Review: Tickle Tap Apps, preschool fun for the iPhone

I must admit, after I set-up my iPhone, one of the first things I did was tap my way over to the Apple App Store to check out all the cool (and in some cases bizarre) apps I could now get on my phone. I was like a kid in a candy store.

Of course my kids were interested too, even my youngest at just two. When I heard about Tickle Tap Apps, iPhone fun designed for kids 3 to 5 specifically, I had to check them out.

There are currently three completed apps available: Sort Slider, Count Caddy, and Sound Shaker but there are plans for seven more.

Sort Slider ($1.99) is a shape matching game. The screen consists of two fun shapes, like say a flower pot and a tree branch, and a silhouette of one of the shapes. Your child needs to match the silhouette to the correct shape by either tilting the iPhone to slide the silhouette shape or touching and dragging the silhouette shape.  As your child completes matches successfully, Harvey the dog barks enthusiastically and does tricks to encourage them.

My daughter loved playing this; she especially loved when Harvey did tricks after so many correct matches. The movement, either sliding or touching, was easy for her to master. And there’s no negative feedback which is great; if a child slides a silhouette over the incorrect shape nothing happens. The game continues until the slide the shape correctly. The number of shapes is limited but the variety of combinations and placements always makes this game feel new, never repetitive.

Count Caddy ($1.99) helps children learn and practice counting. Jinja the cat encourages kids to drag the balls of yarn into a circle. They start with one, then two and so on up to eight. After accomplishing counting by ones, Robin the bird has them count feathers by twos and Harvey the dog has the kids count bones by threes (and the number count goes higher, to almost twenty). Along with the repetitive audio, the numbers are reinforced visually with the balls of yarn (or features or bones) and the actual number. There are three levels overall and once they are all completed they can be played over again.

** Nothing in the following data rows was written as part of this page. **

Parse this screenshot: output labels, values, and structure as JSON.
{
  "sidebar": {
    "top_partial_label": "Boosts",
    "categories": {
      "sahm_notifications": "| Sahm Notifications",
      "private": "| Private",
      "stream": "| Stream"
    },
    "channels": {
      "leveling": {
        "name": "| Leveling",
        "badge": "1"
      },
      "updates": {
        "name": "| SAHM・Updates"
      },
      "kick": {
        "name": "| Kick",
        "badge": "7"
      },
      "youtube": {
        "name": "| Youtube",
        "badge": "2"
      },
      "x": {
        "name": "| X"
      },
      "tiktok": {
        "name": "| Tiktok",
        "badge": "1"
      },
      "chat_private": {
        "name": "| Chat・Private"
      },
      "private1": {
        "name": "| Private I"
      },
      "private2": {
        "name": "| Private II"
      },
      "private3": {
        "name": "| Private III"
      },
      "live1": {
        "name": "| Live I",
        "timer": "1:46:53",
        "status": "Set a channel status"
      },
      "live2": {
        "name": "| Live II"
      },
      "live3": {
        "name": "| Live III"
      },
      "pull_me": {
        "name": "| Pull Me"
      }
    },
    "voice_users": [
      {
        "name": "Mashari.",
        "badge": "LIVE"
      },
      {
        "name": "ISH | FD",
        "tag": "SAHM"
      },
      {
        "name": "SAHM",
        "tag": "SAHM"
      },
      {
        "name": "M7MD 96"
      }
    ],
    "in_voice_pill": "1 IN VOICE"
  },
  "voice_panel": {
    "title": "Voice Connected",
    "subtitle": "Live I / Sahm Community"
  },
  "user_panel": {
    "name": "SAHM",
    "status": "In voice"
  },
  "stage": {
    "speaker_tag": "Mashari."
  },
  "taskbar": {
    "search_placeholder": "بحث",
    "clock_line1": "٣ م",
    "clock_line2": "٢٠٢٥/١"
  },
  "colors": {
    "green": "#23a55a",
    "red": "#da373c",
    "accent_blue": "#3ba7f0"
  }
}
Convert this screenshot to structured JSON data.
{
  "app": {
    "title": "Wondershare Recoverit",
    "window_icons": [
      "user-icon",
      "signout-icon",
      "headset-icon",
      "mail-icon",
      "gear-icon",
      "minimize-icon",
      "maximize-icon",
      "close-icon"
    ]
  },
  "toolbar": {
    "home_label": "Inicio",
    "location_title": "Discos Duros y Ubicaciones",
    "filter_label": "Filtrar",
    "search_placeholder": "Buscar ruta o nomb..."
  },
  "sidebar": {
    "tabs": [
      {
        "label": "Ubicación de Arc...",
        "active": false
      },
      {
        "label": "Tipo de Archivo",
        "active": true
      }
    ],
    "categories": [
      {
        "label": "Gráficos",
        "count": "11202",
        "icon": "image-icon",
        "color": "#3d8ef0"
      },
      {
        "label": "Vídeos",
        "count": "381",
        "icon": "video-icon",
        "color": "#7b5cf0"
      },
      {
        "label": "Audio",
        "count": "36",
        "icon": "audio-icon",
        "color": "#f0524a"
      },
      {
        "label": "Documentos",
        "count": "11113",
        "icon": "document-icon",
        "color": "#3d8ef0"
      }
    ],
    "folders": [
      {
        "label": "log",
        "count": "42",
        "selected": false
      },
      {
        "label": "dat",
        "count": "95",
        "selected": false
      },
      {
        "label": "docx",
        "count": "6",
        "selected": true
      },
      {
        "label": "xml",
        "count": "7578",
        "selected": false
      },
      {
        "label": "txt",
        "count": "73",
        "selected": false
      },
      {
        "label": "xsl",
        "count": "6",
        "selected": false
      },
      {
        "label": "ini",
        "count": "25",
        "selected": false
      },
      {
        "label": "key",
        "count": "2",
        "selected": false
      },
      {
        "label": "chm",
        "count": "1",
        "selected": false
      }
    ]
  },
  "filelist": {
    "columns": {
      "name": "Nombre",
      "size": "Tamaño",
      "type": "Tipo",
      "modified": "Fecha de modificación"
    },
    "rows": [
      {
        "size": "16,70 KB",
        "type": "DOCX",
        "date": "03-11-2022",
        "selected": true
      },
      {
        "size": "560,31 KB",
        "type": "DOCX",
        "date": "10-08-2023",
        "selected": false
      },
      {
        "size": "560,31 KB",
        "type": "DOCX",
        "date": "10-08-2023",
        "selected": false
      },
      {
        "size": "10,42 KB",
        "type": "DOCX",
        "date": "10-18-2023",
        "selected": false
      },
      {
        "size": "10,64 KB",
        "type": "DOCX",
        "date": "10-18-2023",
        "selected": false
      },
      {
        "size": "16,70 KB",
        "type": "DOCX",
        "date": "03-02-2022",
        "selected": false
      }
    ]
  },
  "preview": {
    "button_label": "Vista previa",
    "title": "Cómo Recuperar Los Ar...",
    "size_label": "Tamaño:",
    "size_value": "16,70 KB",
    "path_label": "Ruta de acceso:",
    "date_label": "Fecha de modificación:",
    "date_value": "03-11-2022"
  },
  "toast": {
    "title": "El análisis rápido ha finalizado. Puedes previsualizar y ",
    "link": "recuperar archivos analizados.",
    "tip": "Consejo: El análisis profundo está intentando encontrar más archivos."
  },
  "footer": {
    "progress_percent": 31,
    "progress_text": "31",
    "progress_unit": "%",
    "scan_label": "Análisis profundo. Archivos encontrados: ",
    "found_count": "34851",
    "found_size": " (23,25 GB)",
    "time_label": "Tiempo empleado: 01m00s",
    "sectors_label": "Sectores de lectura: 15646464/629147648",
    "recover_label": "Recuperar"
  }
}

My daughter had a little bit of difficulty with the touch and drag, but she quickly figured it out with assistance. She loved the different animals, though she’s only made it half-way through counting by twos. As my daughter played, she became familiar with the numbers and would recite them along with the game.

Sound Shaker ($1.99) is a fun, interactive music making app. Kids can choose from six different sound categories, like chimes, drums or even barn animals. Once they have their sound chosen, they can add it to the screen. A simple tap and a sound ball appears. The longer they hold their finger on the screen a bigger sound ball appears with a different tone of the sound they choose. But that’s not the best part. Once your child has added all the sounds they want, tilt the phone to hear a new musical masterpiece as all the sound balls roll around the screen.

I think this was my daughter’s favourite app out of the three (mine too actually). I love how creative this is. My daughter especially loved the surprise of the bird when she held her finger on screen for a long time. On the streetcar ride home my daughter would play and passengers all around were craning their necks to watch her. The sound is wonderful too, not tinny and annoying to your ears (which is good because your kids will be playing this for a long time).

All three apps, Sort Slider, Count Caddy and Sound Shaker have fun colourful graphics. The layout is very clean, no cluttered background images, which makes it easy for young kids to concentrate on the task at hand, having fun.

I can’t wait to see what’s instore for the next seven Tickle Tap Apps. If they’re anything like these three, I’ll have to own them, ALL.

I have to thank Limelite PR and zinc Roe Design for giving me access to these three apps for my review.